Vi — Sleep Through (Single) (Ottawa)
There's a cold darkness to Vi's latest single, that burns with a sense of desperate restlessness and haunted pain. Touching on a Billie Eilish-like delivery through a much more stripped-down sound, Vi's music comes off more neon. The track itself still builds into something more rough and explosive, through the mounting drums. As a snowballing reflection on the madness of unending personal pain, the mounting noise echoes Vi's own story. An anthem that will hopefully help others heal, this track's emotional core is undeniably powerful.
Iceage — Seek Shelter (Copenhagen, Denmark)
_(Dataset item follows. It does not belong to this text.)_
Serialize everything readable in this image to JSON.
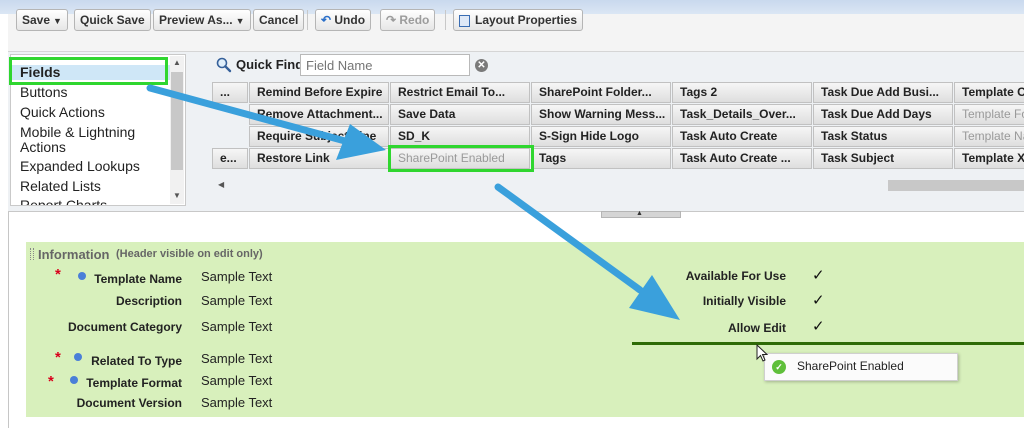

As a band that's just seemed to grow and grow every record, Iceage somehow outperform their last record by a simple matter of scope. With a nostalgic-feeling but wholly their own writing to it, this record feels like one you've been missing for too long. "Shelter Song" opens the whole thing with this celebratory yell, offering you a feeling of coming home, and a dense classic rock tone. The more confrontational edge to "High & Hurt" pushes you to dance, while feeling jagged in a way that keeps the song tense at every turn. "Gold City" seems to ache with a more wild West vibe, and a sense of grandeur that really sees them shedding a lot of their post-punk roots. This is infused into the more fierce rock of "Dear Saint Cecilia" for a raucous barn-burner with a lot of "Jump Into the Fire" electricity.
Mighloe — Rainy Days (Single) (Toronto)
Creeping bass and a rush of real rain set Mighloe's latest single off with a crisp, enticing charm. "Rainy Days" lets all of Mighloe's smooth vocals shine, amidst the glowing riffs and an overall smoky atmosphere. There's a constantly rotating cast of divine notes here, whether it's one of the popping guitar pops or Mighloe's own voice hitting a high all its one. Though dynamically more straightforward, it's the groove and singular feel of the song that makes it such a punchy listen. There's so much to envelop you here, and when Mighloe and the instruments all dance together, the track really hits its peak.
Teenage Fanclub — Endless Arcade (Bellshill/Glasgow, Scotland)
For a bright and warm rock album that takes all the retro shimmer you want without growing too derivative, Teenage Fanclub manages to stay fresh. A simple but relaxing record, it's definitely one to make a long drive go down smooth. "Home" takes its lingering hope for a better time, and seems to let its guitars lament for it. The much faster riffing of "Warm Embrace" makes for a fun and snappy track, taking plenty of Byrds-style influence into a mini song. The harmonic bliss of "The Sun Won't Shine On Me" offsets its rather sad story, to make a song so rich with charming sounds and tone that it begs a re-listen. The more mysterious approach to "The Future" also sees the group stretching into a more frightening and explorative sounds for them.